• **Task**
Your job is to return every line in the data holding the string "icon".

Interface dataset entries:

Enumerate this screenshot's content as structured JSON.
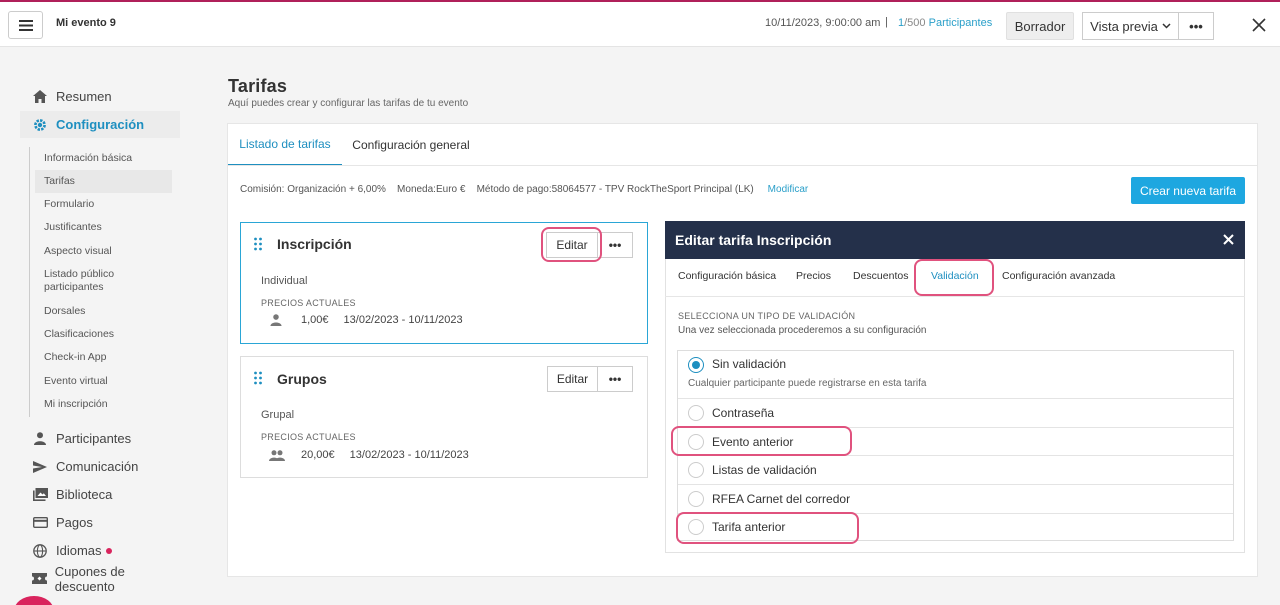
{
  "topbar": {
    "event_name": "Mi evento 9",
    "date": "10/11/2023, 9:00:00 am",
    "separator": "|",
    "participants_current": "1",
    "participants_total": "/500",
    "participants_label": "Participantes",
    "borrador_label": "Borrador",
    "vista_previa_label": "Vista previa",
    "more_label": "•••"
  },
  "sidebar": {
    "main_items": [
      {
        "label": "Resumen",
        "icon": "home-icon"
      },
      {
        "label": "Configuración",
        "icon": "gear-icon"
      },
      {
        "label": "Participantes",
        "icon": "person-icon"
      },
      {
        "label": "Comunicación",
        "icon": "send-icon"
      },
      {
        "label": "Biblioteca",
        "icon": "library-icon"
      },
      {
        "label": "Pagos",
        "icon": "card-icon"
      },
      {
        "label": "Idiomas",
        "icon": "globe-icon"
      },
      {
        "label": "Cupones de descuento",
        "icon": "ticket-icon"
      }
    ],
    "sub_items": [
      "Información básica",
      "Tarifas",
      "Formulario",
      "Justificantes",
      "Aspecto visual",
      "Listado público participantes",
      "Dorsales",
      "Clasificaciones",
      "Check-in App",
      "Evento virtual",
      "Mi inscripción"
    ]
  },
  "page": {
    "title": "Tarifas",
    "subtitle": "Aquí puedes crear y configurar las tarifas de tu evento",
    "tabs": [
      "Listado de tarifas",
      "Configuración general"
    ],
    "info": {
      "comision_label": "Comisión:",
      "comision_value": "Organización + 6,00%",
      "moneda_label": "Moneda:",
      "moneda_value": "Euro €",
      "metodo_label": "Método de pago:",
      "metodo_value": "58064577 - TPV RockTheSport Principal (LK)",
      "modificar": "Modificar"
    },
    "crear_label": "Crear nueva tarifa"
  },
  "cards": [
    {
      "title": "Inscripción",
      "edit_label": "Editar",
      "more_label": "•••",
      "type": "Individual",
      "prices_label": "PRECIOS ACTUALES",
      "price": "1,00€",
      "dates": "13/02/2023 - 10/11/2023"
    },
    {
      "title": "Grupos",
      "edit_label": "Editar",
      "more_label": "•••",
      "type": "Grupal",
      "prices_label": "PRECIOS ACTUALES",
      "price": "20,00€",
      "dates": "13/02/2023 - 10/11/2023"
    }
  ],
  "edit_panel": {
    "title": "Editar tarifa Inscripción",
    "tabs": [
      "Configuración básica",
      "Precios",
      "Descuentos",
      "Validación",
      "Configuración avanzada"
    ],
    "heading": "SELECCIONA UN TIPO DE VALIDACIÓN",
    "desc": "Una vez seleccionada procederemos a su configuración",
    "options": [
      {
        "label": "Sin validación",
        "selected": true
      },
      {
        "label": "Contraseña",
        "selected": false
      },
      {
        "label": "Evento anterior",
        "selected": false
      },
      {
        "label": "Listas de validación",
        "selected": false
      },
      {
        "label": "RFEA Carnet del corredor",
        "selected": false
      },
      {
        "label": "Tarifa anterior",
        "selected": false
      }
    ],
    "first_option_desc": "Cualquier participante puede registrarse en esta tarifa"
  },
  "colors": {
    "accent": "#1e8fc0",
    "header_dark": "#24304a",
    "highlight": "#e0527e",
    "primary_button": "#1ea7e0"
  }
}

• **Task output**
        "icon": "home-icon"
        "icon": "gear-icon"
        "icon": "person-icon"
        "icon": "send-icon"
        "icon": "library-icon"
        "icon": "card-icon"
        "icon": "globe-icon"
        "icon": "ticket-icon"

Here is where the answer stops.